The Curse of Misty Wayfair, by Jaime Jo Wright, is a gripping split-timeline, romantic suspense novel about identity and family heritage. It follows two young women as they both grapple with the Legend, and ghost, of Misty Wayfair.
Thea Reed is an orphan who lives in the early 1900s. Her quest to find her mother brings her to Pleasant Valley, WI, but needing to continue to earn money, she plies her trade: taking memento mori pictures, pictures of the recently deceased. This connects her with the Coyle family, specifically Simeon Coyle, who works at the mental asylum. Fearing her mother was a patient at there, Thea uses her photography skills to gain access and crashes headlong into the controversial world of mental hospitals of the time.
A hundred years later, Heidi Lane travels to Pleasant Valley when she receives a strange letter from her mother, but someone doesn’t want her there. Her mother, who is suffering from dementia, has no recollection of sending the letter and Heidi’s sister has no patience for Heidi’s situation, especially when Heidi’s danger brings destruction to their home. Determined to discover who is terrorizing her, Heidi must visit the ruins of the old asylum.
The deeper both women dig, the more danger they encounter and the more convinced they are that answers lie in untangling the mystery behind Misty Wayfair.
Jaime Jo Wright is one of my favorite authors. While I don’t usually read split-timeline novels or ones that flirt quite as much with the darker side of suspense, Jaime so masterfully weaves such incredible stories that I cannot wait until she publishes a new one.
She also doesn’t shy away from challenging topics – such as the horror of the early days of mental asylums and some of today’s mental health challenges – however, she addresses these issues in such a personal way that it brings understanding for those who are unfamiliar with them and the feeling of relating to characters who have similar challenges as a reader.
I highly recommend The Curse of Misty Wayfair. For those with more vivid imaginations, I do suggest reading it during daylight hours; it is a ghost story after all. But leave yourself plenty of time to settle in. Once the story grips you, it won’t let up until you finish the last page.

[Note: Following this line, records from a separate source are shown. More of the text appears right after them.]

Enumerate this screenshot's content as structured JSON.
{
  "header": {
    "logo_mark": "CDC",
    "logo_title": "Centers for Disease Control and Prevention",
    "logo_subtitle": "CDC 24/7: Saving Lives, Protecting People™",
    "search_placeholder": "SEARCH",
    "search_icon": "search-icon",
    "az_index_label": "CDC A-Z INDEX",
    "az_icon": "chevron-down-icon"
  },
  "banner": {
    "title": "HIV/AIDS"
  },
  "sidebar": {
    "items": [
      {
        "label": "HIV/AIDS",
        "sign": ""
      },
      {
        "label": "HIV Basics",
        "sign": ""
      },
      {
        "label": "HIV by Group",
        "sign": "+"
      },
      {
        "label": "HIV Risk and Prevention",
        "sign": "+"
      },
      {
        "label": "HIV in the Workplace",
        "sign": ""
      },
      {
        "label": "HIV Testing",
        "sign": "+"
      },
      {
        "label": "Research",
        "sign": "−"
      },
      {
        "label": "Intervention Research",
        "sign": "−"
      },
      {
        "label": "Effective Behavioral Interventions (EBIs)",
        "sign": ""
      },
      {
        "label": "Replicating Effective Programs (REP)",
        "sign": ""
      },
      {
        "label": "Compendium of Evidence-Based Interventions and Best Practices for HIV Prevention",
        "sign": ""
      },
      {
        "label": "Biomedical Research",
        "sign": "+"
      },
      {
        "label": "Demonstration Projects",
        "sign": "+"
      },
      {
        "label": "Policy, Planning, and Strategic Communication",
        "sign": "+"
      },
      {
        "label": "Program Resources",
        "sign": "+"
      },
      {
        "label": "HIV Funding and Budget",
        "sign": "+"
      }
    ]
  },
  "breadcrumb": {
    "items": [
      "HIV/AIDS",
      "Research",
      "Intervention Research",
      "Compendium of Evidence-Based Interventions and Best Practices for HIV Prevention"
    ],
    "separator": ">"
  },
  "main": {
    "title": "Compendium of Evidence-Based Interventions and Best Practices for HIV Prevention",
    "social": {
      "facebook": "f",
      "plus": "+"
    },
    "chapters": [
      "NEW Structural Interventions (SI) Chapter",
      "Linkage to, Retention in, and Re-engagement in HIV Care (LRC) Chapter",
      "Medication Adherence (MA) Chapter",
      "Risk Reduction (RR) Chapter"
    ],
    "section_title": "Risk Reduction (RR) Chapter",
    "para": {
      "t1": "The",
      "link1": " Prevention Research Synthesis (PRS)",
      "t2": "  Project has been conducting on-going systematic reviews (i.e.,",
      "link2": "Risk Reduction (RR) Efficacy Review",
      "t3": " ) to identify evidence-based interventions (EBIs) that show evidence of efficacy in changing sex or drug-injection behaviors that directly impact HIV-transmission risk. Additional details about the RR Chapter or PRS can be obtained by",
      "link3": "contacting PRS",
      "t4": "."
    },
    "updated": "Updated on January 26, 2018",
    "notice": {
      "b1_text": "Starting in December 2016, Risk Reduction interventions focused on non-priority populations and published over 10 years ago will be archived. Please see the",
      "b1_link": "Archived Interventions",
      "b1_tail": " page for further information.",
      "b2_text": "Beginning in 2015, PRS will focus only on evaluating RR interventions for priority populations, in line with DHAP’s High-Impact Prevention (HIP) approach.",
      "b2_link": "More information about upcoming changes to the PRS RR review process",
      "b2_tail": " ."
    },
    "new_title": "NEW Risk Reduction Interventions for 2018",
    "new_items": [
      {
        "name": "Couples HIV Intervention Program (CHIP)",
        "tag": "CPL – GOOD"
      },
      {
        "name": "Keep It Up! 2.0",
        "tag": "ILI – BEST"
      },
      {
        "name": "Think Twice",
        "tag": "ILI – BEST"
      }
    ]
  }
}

Disclosure of Material Connection: I received this book free from Bethany House Publishers in order to provide an honest review. I was not required to write a positive review. The opinions I have expressed are my own. I am disclosing this in accordance with the Federal Trade Commission’s 16 CFR, Part 255: “Guides Concerning the Use of Endorsements and Testimonials in Advertising.”